WASHINGTON, D.C. — U.S. Senator Tom Carper (D-Del.), Chairman of the Senate Environment and Public Works (EPW) Committee, issued the following statement on the U.S. Environmental Protection Agency (EPA) reinstating the finding that it is “appropriate and necessary” to regulate mercury and toxic air pollution from power plants under the Mercury Air Toxics Standards (MATS). Under the MATS rule, power plants are now reducing mercury and other air toxic pollution by over 90 percent at about one-quarter of the costs originally estimated by EPA.

“Finally, we can put this issue to bed — EPA can and should regulate mercury and other harmful air pollution from power plants in our country,” said Senator Carper. “When the previous administration chose to remove the legal underpinnings of the MATS rule, they ignored the irrefutable science on the devastating impacts that mercury has on children’s health. Fortunately, EPA is now correcting course and bolstering the MATS rule. This decision will help ensure that our nation’s power plants continue to run on effective pollution control technology that protects communities’ health and economic wellbeing.”


From 1983 to 1993, Senator Carper served as Delaware’s only Member of Congress in the U.S. House of Representatives. There, he worked alongside the late John Dingell, then-chairman of the House Committee on Energy and Commerce, to pass the Clean Air Act Amendments of 1990. The 1990 law was a bipartisan piece of legislation that garnered support from 400 House Members and 89 Senators.

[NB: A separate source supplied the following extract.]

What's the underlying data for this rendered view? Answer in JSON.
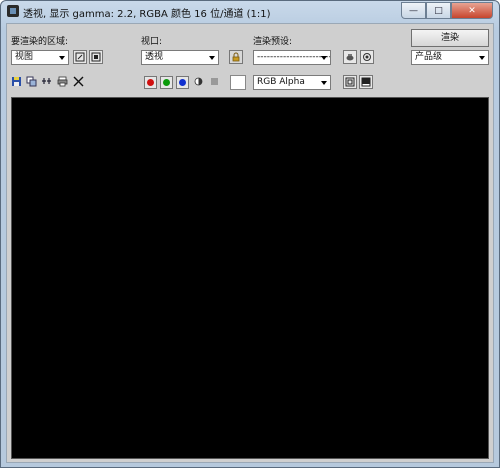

After the Clean Air Act Amendments of 1990 became law, Senator Carper worked with then-Senator Lamar Alexander (R-Tenn.) to develop legislation that would have required utilities to eventually reduce mercury emissions by 90 percent. When the Obama administration finalized the MATS rule in 2012, the rule required utilities to meet a 90 percent reduction in mercury emissions. MATS also required a 50 percent reduction in other air toxic emissions.

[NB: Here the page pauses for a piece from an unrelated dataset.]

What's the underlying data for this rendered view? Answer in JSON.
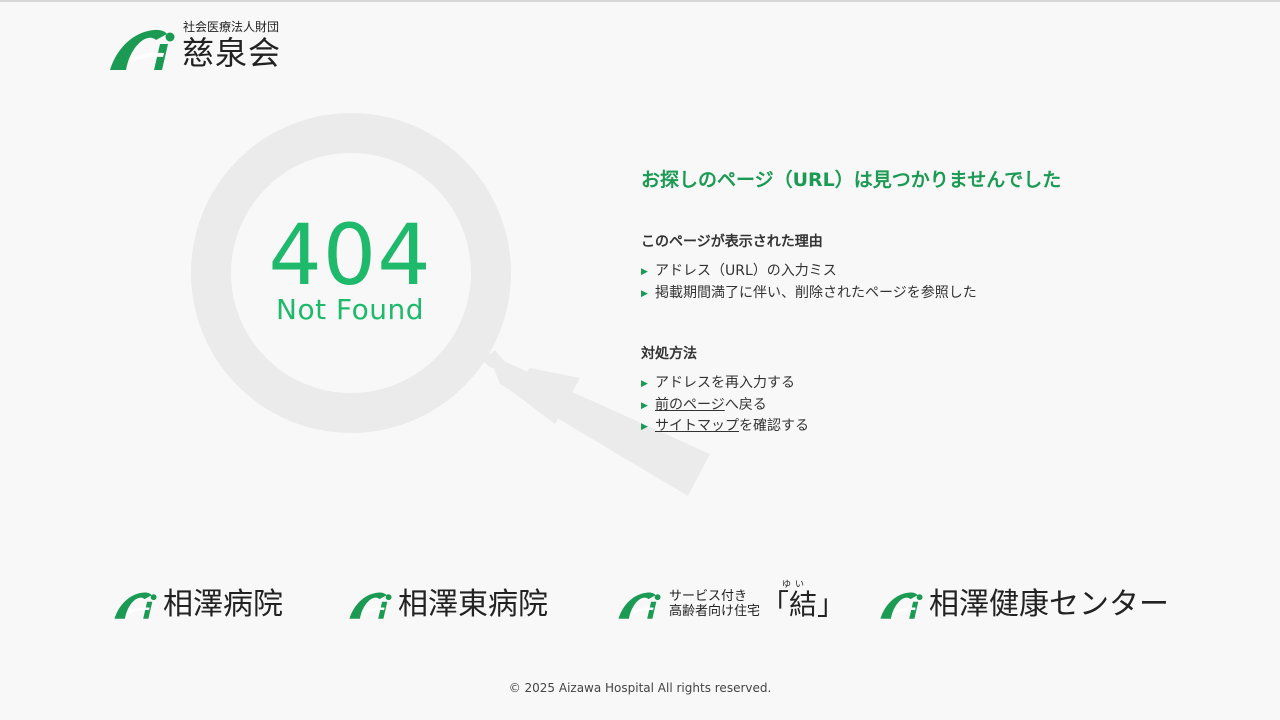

On January 31, 2022, Carper praised EPA’s proposed rule to reinstate the 2012 MATS rule.

During the Trump administration, as the senior-most Democrat on the EPW Committee, Carper fought tirelessly to defend the MATS rule:

  • May 20, 2020 – Carper released A Pandemic of Pollution staff report summarizing EPA’s actions to roll back clean air protections during the COVID-19 pandemic and highlighted the MATS rollback during an oversight hearing with then-EPA Administrator Andrew Wheeler.
  • April 16, 2020 – Carper slammed the administration’s final rule undermining MATS as the deadly COVID-19 pandemic was sweeping across the country.
  • November 12, 2019 – Carper and Alexander penned an op-ed in USA Today defending the MATS rule as a success, and urging EPA to not go forward with its rollback of the rule’s legal foundation.
  • March 18, 2019 – Carper testified at an EPA hearing to defend the MATS rule.
  • February 22, 2019 – Carper elevated the MATS issue as a priority in the nomination process of then-Acting Administrator Wheeler.
  • December 28, 2018 – Carper slammed the proposal after it was announced during a government shutdown, saying “EPA has decided to snatch defeat from the jaws of victory, and all Americans will suffer as a result.”
  • December 13, 2018 – Carper sent a letter to the Office of Information and Regulatory Affairs (OIRA) expressing grave concerns that in making this decision, EPA is ignoring or dismissing many of the MATS rule’s public health benefits and actual costs.
  • August 24, 2018 – Carper sent a letter with Alexander to EPA requesting that EPA keep the MATS rule in place.

Carper is also the long-time author of bipartisan legislation with Senator Susan Collins (R-Maine), the Comprehensive National Mercury Monitoring Act, to establish a national mercury monitoring network.